Personal Health Records and Mobile
Two years ago, I talked about personal health records and how some patient communities, in encouraging members to record and share the details of their treatment, had become PHRs. Meanwhile, Google Health closed its doors and Microsoft HealthVault continues to plug along. The hope for a tethered PHR (one connected to an EHR) to connect to an online community only now is being demonstrated in the Netherlands by MyZorgNet (My Health Network). Also, Practice Fusion's EHR system is using "social media-style messaging" for physician-to-physician communication.
I also discussed mobile devices two years ago, but did so in limited terms, looking forward to smartphones replacing standalone monitoring devices, which is happening now. What I did not predict was the explosion of mobile applications, including social media apps becoming the primary method for most users to communicate via social media. As smartphones have become pervasive, so have health apps that often have a social media component, whether that is the ability for a scale to post your weight to Twitter or the ability to transmit a diabetic blood sugar reading to a community. The Quantified Self movement, which is focused on this app-based monitoring, was just briefly mentioned two years ago, but it now has expanded to 60 groups around the world and 400 tools.
The Next Two Years
My predictions for the next two years are that mobile apps will enable connections between health care providers and patients in unique ways provided the legal barriers HIPAA imposes can be overcome. Hospitals and providers will make social media a key part of patient engagement to improve care and boost clinical trial recruitment.
Health monitoring through smartphones will become common for those interested in maintaining their health and managing chronic conditions to the point that self-monitoring data will become a routine part of medical appointments.

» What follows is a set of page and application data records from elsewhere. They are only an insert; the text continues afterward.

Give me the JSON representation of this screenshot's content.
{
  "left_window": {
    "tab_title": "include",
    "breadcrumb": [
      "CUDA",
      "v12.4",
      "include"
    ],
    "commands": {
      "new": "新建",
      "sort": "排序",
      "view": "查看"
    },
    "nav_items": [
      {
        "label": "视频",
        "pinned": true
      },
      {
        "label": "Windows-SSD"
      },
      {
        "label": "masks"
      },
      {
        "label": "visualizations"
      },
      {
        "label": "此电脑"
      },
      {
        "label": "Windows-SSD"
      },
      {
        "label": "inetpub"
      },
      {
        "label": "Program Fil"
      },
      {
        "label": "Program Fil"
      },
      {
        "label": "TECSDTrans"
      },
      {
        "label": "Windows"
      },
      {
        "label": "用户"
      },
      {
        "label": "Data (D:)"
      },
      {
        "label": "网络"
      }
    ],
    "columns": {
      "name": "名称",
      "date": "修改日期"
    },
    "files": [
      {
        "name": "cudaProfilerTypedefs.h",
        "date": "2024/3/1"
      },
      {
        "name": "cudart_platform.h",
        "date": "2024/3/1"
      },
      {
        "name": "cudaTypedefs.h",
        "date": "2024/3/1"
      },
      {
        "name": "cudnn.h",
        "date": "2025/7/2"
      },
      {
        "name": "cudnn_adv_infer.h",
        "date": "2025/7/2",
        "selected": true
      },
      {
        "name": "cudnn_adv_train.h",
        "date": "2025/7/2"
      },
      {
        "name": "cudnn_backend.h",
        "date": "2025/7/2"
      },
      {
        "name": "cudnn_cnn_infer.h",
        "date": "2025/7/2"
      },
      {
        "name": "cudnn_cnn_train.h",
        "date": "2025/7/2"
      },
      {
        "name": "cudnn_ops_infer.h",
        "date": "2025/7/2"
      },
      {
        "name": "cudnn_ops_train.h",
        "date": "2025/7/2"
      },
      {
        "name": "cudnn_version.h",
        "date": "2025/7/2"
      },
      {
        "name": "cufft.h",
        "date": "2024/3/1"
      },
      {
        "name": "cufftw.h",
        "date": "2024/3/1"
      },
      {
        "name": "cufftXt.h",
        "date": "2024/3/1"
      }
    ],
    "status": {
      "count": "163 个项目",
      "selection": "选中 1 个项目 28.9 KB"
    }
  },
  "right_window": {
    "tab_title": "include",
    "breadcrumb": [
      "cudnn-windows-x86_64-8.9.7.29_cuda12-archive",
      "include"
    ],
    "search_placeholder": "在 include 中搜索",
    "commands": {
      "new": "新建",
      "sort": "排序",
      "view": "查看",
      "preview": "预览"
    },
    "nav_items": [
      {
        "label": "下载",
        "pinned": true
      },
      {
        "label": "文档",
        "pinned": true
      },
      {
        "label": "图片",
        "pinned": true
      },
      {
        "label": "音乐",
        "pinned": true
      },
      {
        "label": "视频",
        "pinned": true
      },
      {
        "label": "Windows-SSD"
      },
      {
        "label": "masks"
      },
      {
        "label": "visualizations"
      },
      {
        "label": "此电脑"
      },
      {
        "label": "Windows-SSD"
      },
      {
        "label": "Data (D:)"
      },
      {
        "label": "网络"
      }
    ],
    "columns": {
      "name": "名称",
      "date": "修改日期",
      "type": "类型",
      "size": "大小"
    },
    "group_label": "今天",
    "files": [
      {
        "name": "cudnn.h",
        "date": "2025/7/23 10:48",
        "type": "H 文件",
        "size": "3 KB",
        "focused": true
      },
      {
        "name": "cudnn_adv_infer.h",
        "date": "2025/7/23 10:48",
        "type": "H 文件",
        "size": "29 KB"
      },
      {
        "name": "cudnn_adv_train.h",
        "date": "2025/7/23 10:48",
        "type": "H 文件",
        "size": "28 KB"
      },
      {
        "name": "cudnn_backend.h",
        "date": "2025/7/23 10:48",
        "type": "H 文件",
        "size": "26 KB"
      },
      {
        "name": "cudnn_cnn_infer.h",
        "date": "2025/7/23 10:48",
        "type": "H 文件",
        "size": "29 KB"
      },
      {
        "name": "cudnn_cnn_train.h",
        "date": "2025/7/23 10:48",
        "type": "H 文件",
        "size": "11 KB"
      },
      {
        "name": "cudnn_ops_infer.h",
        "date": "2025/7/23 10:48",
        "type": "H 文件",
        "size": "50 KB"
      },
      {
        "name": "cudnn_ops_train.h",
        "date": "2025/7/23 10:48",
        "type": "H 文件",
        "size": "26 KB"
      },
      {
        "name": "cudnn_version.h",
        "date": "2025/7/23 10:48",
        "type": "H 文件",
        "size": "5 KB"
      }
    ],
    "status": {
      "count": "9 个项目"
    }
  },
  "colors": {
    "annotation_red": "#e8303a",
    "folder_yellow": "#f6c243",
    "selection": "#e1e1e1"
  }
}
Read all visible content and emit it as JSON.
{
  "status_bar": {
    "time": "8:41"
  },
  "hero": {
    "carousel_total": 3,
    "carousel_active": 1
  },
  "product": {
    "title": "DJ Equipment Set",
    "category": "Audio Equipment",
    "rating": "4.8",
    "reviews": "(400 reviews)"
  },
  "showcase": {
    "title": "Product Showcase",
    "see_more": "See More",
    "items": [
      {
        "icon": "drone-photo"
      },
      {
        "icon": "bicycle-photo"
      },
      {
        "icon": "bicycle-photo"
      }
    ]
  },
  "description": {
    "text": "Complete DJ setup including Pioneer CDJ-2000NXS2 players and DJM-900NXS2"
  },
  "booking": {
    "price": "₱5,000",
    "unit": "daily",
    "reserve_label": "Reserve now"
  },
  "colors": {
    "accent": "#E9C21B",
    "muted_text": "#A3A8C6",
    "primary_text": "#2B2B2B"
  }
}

Online communities will become more integrated with health care delivery so that they will be "prescribed" by physicians, as will mobile apps that have been vetted. The app world has widely expanded how social media can impact care; with public-private partnerships and online community-provider partnerships, the future holds much promise.